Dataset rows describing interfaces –

-- Opening Marker --

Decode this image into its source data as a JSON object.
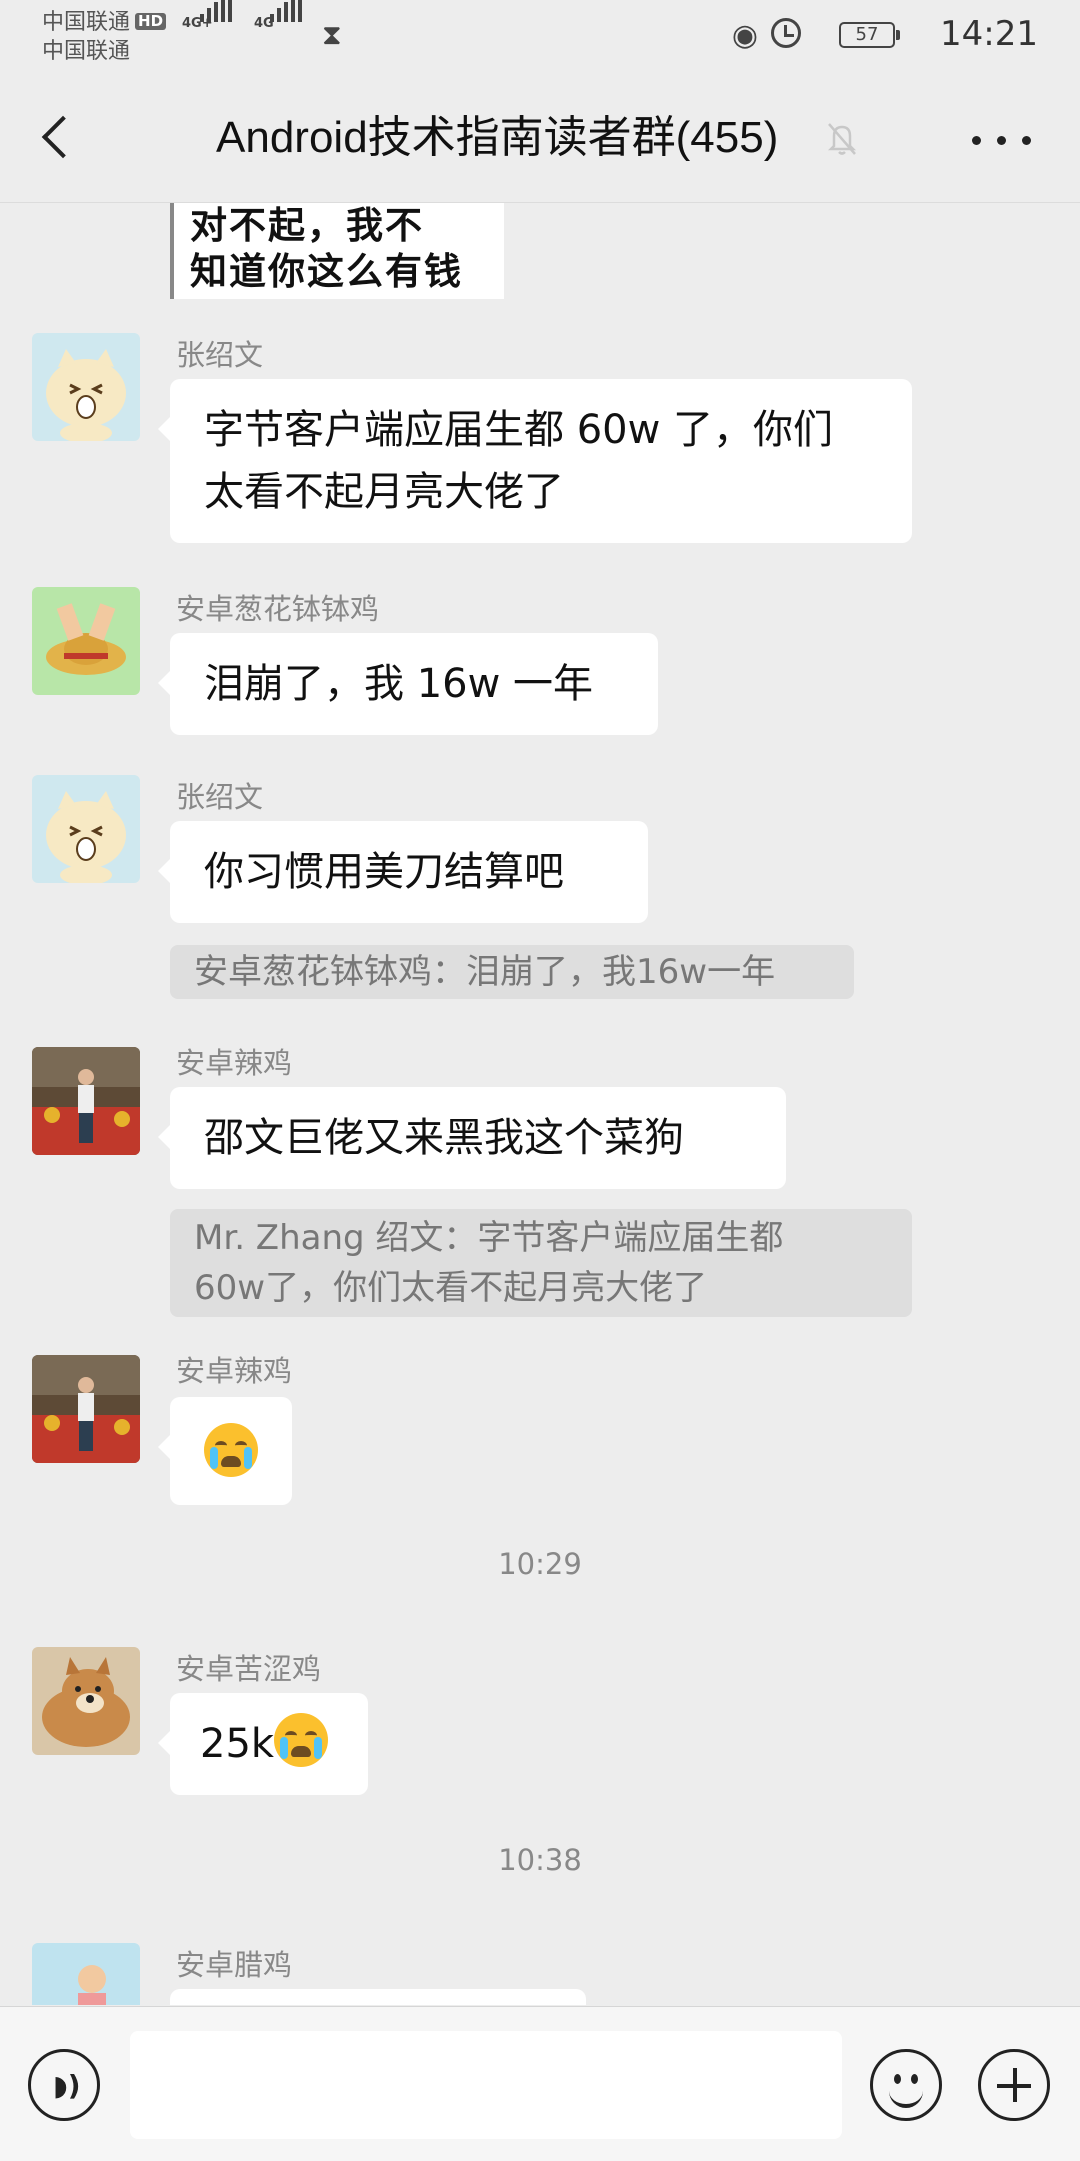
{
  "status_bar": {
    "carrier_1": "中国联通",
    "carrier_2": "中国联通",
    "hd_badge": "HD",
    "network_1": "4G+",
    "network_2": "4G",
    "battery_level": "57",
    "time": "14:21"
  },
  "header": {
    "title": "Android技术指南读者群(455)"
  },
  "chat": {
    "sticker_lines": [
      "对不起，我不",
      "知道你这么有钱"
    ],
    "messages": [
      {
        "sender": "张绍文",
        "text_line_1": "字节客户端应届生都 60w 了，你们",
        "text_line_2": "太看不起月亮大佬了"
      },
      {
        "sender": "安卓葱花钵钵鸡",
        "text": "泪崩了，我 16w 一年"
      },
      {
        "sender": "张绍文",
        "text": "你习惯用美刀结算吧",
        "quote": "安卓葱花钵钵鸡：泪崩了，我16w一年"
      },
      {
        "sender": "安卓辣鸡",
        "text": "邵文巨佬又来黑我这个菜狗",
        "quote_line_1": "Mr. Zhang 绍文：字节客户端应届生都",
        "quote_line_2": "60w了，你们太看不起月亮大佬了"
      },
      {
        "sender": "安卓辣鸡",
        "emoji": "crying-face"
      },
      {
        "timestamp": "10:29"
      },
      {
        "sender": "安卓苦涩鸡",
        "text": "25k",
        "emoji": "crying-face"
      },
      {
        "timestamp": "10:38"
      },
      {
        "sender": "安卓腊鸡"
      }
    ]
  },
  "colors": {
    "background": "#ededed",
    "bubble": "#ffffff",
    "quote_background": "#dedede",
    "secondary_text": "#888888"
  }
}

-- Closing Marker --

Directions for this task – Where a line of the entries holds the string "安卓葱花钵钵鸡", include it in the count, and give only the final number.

Task answer – 2